• [Work item] Replicate the data exactly, every line included.

......

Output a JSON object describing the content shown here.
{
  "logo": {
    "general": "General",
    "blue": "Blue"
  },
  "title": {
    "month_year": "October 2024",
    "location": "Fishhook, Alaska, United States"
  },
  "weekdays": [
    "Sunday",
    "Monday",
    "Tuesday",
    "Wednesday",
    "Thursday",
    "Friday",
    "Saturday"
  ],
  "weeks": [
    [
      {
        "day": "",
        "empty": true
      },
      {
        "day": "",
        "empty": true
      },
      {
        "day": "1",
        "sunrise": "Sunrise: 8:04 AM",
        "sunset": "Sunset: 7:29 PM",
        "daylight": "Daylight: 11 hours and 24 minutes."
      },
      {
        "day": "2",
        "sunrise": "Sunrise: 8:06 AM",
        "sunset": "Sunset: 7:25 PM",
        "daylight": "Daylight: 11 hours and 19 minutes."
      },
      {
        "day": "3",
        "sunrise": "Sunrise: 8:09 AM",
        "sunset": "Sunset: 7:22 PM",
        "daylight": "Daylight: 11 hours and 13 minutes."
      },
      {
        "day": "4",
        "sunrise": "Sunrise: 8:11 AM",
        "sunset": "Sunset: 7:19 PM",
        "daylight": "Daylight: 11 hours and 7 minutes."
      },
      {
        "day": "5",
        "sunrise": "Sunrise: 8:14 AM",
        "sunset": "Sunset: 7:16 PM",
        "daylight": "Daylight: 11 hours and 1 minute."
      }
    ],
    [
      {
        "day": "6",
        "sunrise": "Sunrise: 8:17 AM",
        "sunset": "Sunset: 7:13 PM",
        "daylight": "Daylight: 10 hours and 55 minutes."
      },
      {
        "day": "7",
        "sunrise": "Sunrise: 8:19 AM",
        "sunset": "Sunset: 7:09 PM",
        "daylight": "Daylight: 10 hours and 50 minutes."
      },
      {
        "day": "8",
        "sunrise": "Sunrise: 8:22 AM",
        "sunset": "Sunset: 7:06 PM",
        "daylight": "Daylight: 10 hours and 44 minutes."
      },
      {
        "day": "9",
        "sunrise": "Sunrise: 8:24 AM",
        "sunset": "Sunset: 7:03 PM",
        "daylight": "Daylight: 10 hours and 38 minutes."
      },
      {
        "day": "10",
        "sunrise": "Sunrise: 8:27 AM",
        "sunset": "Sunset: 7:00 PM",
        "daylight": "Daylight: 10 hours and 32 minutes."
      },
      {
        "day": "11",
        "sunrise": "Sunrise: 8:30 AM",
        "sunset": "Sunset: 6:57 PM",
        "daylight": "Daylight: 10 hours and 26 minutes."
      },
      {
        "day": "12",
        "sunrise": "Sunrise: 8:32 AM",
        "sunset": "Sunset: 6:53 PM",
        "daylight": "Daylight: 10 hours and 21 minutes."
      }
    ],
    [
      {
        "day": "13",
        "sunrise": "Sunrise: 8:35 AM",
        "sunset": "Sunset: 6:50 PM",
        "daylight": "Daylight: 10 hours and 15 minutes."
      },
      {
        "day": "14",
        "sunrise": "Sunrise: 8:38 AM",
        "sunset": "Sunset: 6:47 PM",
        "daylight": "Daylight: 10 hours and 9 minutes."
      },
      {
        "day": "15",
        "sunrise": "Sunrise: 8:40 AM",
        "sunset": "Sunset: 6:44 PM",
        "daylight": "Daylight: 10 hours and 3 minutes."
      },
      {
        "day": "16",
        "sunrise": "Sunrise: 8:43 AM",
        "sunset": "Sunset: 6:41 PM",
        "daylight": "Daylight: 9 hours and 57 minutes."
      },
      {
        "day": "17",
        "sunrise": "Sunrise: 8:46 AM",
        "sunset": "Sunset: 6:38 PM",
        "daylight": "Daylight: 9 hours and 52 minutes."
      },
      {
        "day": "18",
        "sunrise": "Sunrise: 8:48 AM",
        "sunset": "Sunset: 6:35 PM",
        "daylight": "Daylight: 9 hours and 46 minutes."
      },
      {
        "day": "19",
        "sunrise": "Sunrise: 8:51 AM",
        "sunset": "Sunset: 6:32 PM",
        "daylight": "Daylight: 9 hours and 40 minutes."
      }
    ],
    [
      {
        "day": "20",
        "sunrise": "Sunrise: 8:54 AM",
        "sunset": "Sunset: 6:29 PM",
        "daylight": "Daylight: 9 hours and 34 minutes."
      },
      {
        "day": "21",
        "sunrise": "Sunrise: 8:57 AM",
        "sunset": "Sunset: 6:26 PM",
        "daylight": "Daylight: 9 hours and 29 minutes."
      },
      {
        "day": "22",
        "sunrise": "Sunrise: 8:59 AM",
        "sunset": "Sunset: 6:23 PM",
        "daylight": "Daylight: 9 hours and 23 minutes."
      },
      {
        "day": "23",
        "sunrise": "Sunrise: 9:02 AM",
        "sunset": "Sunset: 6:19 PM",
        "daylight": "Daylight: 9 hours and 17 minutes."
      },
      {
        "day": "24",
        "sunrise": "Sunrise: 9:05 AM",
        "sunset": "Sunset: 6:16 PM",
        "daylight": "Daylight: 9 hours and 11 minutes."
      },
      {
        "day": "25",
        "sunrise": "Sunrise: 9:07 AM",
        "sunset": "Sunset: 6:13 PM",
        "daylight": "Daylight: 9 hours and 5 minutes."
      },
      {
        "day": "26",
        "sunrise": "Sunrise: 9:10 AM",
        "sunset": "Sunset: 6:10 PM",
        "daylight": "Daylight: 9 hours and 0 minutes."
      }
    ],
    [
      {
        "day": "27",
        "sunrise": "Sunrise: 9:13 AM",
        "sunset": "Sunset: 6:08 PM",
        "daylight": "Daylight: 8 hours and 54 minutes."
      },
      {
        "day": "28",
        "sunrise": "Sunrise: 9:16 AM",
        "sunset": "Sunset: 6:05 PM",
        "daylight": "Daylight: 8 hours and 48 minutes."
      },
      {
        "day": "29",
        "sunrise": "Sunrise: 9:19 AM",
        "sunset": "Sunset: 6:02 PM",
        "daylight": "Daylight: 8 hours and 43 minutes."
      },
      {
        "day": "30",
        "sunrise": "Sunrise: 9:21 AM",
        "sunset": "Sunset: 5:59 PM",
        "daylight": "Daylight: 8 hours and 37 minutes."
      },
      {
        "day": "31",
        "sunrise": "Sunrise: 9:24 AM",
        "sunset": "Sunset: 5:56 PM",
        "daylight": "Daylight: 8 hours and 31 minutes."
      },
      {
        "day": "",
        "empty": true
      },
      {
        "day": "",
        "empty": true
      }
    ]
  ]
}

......

• [Task answer]
Output a JSON object describing the content shown here.
{
  "logo": {
    "general": "General",
    "blue": "Blue"
  },
  "title": {
    "month_year": "October 2024",
    "location": "Fishhook, Alaska, United States"
  },
  "weekdays": [
    "Sunday",
    "Monday",
    "Tuesday",
    "Wednesday",
    "Thursday",
    "Friday",
    "Saturday"
  ],
  "weeks": [
    [
      {
        "day": "",
        "empty": true
      },
      {
        "day": "",
        "empty": true
      },
      {
        "day": "1",
        "sunrise": "Sunrise: 8:04 AM",
        "sunset": "Sunset: 7:29 PM",
        "daylight": "Daylight: 11 hours and 24 minutes."
      },
      {
        "day": "2",
        "sunrise": "Sunrise: 8:06 AM",
        "sunset": "Sunset: 7:25 PM",
        "daylight": "Daylight: 11 hours and 19 minutes."
      },
      {
        "day": "3",
        "sunrise": "Sunrise: 8:09 AM",
        "sunset": "Sunset: 7:22 PM",
        "daylight": "Daylight: 11 hours and 13 minutes."
      },
      {
        "day": "4",
        "sunrise": "Sunrise: 8:11 AM",
        "sunset": "Sunset: 7:19 PM",
        "daylight": "Daylight: 11 hours and 7 minutes."
      },
      {
        "day": "5",
        "sunrise": "Sunrise: 8:14 AM",
        "sunset": "Sunset: 7:16 PM",
        "daylight": "Daylight: 11 hours and 1 minute."
      }
    ],
    [
      {
        "day": "6",
        "sunrise": "Sunrise: 8:17 AM",
        "sunset": "Sunset: 7:13 PM",
        "daylight": "Daylight: 10 hours and 55 minutes."
      },
      {
        "day": "7",
        "sunrise": "Sunrise: 8:19 AM",
        "sunset": "Sunset: 7:09 PM",
        "daylight": "Daylight: 10 hours and 50 minutes."
      },
      {
        "day": "8",
        "sunrise": "Sunrise: 8:22 AM",
        "sunset": "Sunset: 7:06 PM",
        "daylight": "Daylight: 10 hours and 44 minutes."
      },
      {
        "day": "9",
        "sunrise": "Sunrise: 8:24 AM",
        "sunset": "Sunset: 7:03 PM",
        "daylight": "Daylight: 10 hours and 38 minutes."
      },
      {
        "day": "10",
        "sunrise": "Sunrise: 8:27 AM",
        "sunset": "Sunset: 7:00 PM",
        "daylight": "Daylight: 10 hours and 32 minutes."
      },
      {
        "day": "11",
        "sunrise": "Sunrise: 8:30 AM",
        "sunset": "Sunset: 6:57 PM",
        "daylight": "Daylight: 10 hours and 26 minutes."
      },
      {
        "day": "12",
        "sunrise": "Sunrise: 8:32 AM",
        "sunset": "Sunset: 6:53 PM",
        "daylight": "Daylight: 10 hours and 21 minutes."
      }
    ],
    [
      {
        "day": "13",
        "sunrise": "Sunrise: 8:35 AM",
        "sunset": "Sunset: 6:50 PM",
        "daylight": "Daylight: 10 hours and 15 minutes."
      },
      {
        "day": "14",
        "sunrise": "Sunrise: 8:38 AM",
        "sunset": "Sunset: 6:47 PM",
        "daylight": "Daylight: 10 hours and 9 minutes."
      },
      {
        "day": "15",
        "sunrise": "Sunrise: 8:40 AM",
        "sunset": "Sunset: 6:44 PM",
        "daylight": "Daylight: 10 hours and 3 minutes."
      },
      {
        "day": "16",
        "sunrise": "Sunrise: 8:43 AM",
        "sunset": "Sunset: 6:41 PM",
        "daylight": "Daylight: 9 hours and 57 minutes."
      },
      {
        "day": "17",
        "sunrise": "Sunrise: 8:46 AM",
        "sunset": "Sunset: 6:38 PM",
        "daylight": "Daylight: 9 hours and 52 minutes."
      },
      {
        "day": "18",
        "sunrise": "Sunrise: 8:48 AM",
        "sunset": "Sunset: 6:35 PM",
        "daylight": "Daylight: 9 hours and 46 minutes."
      },
      {
        "day": "19",
        "sunrise": "Sunrise: 8:51 AM",
        "sunset": "Sunset: 6:32 PM",
        "daylight": "Daylight: 9 hours and 40 minutes."
      }
    ],
    [
      {
        "day": "20",
        "sunrise": "Sunrise: 8:54 AM",
        "sunset": "Sunset: 6:29 PM",
        "daylight": "Daylight: 9 hours and 34 minutes."
      },
      {
        "day": "21",
        "sunrise": "Sunrise: 8:57 AM",
        "sunset": "Sunset: 6:26 PM",
        "daylight": "Daylight: 9 hours and 29 minutes."
      },
      {
        "day": "22",
        "sunrise": "Sunrise: 8:59 AM",
        "sunset": "Sunset: 6:23 PM",
        "daylight": "Daylight: 9 hours and 23 minutes."
      },
      {
        "day": "23",
        "sunrise": "Sunrise: 9:02 AM",
        "sunset": "Sunset: 6:19 PM",
        "daylight": "Daylight: 9 hours and 17 minutes."
      },
      {
        "day": "24",
        "sunrise": "Sunrise: 9:05 AM",
        "sunset": "Sunset: 6:16 PM",
        "daylight": "Daylight: 9 hours and 11 minutes."
      },
      {
        "day": "25",
        "sunrise": "Sunrise: 9:07 AM",
        "sunset": "Sunset: 6:13 PM",
        "daylight": "Daylight: 9 hours and 5 minutes."
      },
      {
        "day": "26",
        "sunrise": "Sunrise: 9:10 AM",
        "sunset": "Sunset: 6:10 PM",
        "daylight": "Daylight: 9 hours and 0 minutes."
      }
    ],
    [
      {
        "day": "27",
        "sunrise": "Sunrise: 9:13 AM",
        "sunset": "Sunset: 6:08 PM",
        "daylight": "Daylight: 8 hours and 54 minutes."
      },
      {
        "day": "28",
        "sunrise": "Sunrise: 9:16 AM",
        "sunset": "Sunset: 6:05 PM",
        "daylight": "Daylight: 8 hours and 48 minutes."
      },
      {
        "day": "29",
        "sunrise": "Sunrise: 9:19 AM",
        "sunset": "Sunset: 6:02 PM",
        "daylight": "Daylight: 8 hours and 43 minutes."
      },
      {
        "day": "30",
        "sunrise": "Sunrise: 9:21 AM",
        "sunset": "Sunset: 5:59 PM",
        "daylight": "Daylight: 8 hours and 37 minutes."
      },
      {
        "day": "31",
        "sunrise": "Sunrise: 9:24 AM",
        "sunset": "Sunset: 5:56 PM",
        "daylight": "Daylight: 8 hours and 31 minutes."
      },
      {
        "day": "",
        "empty": true
      },
      {
        "day": "",
        "empty": true
      }
    ]
  ]
}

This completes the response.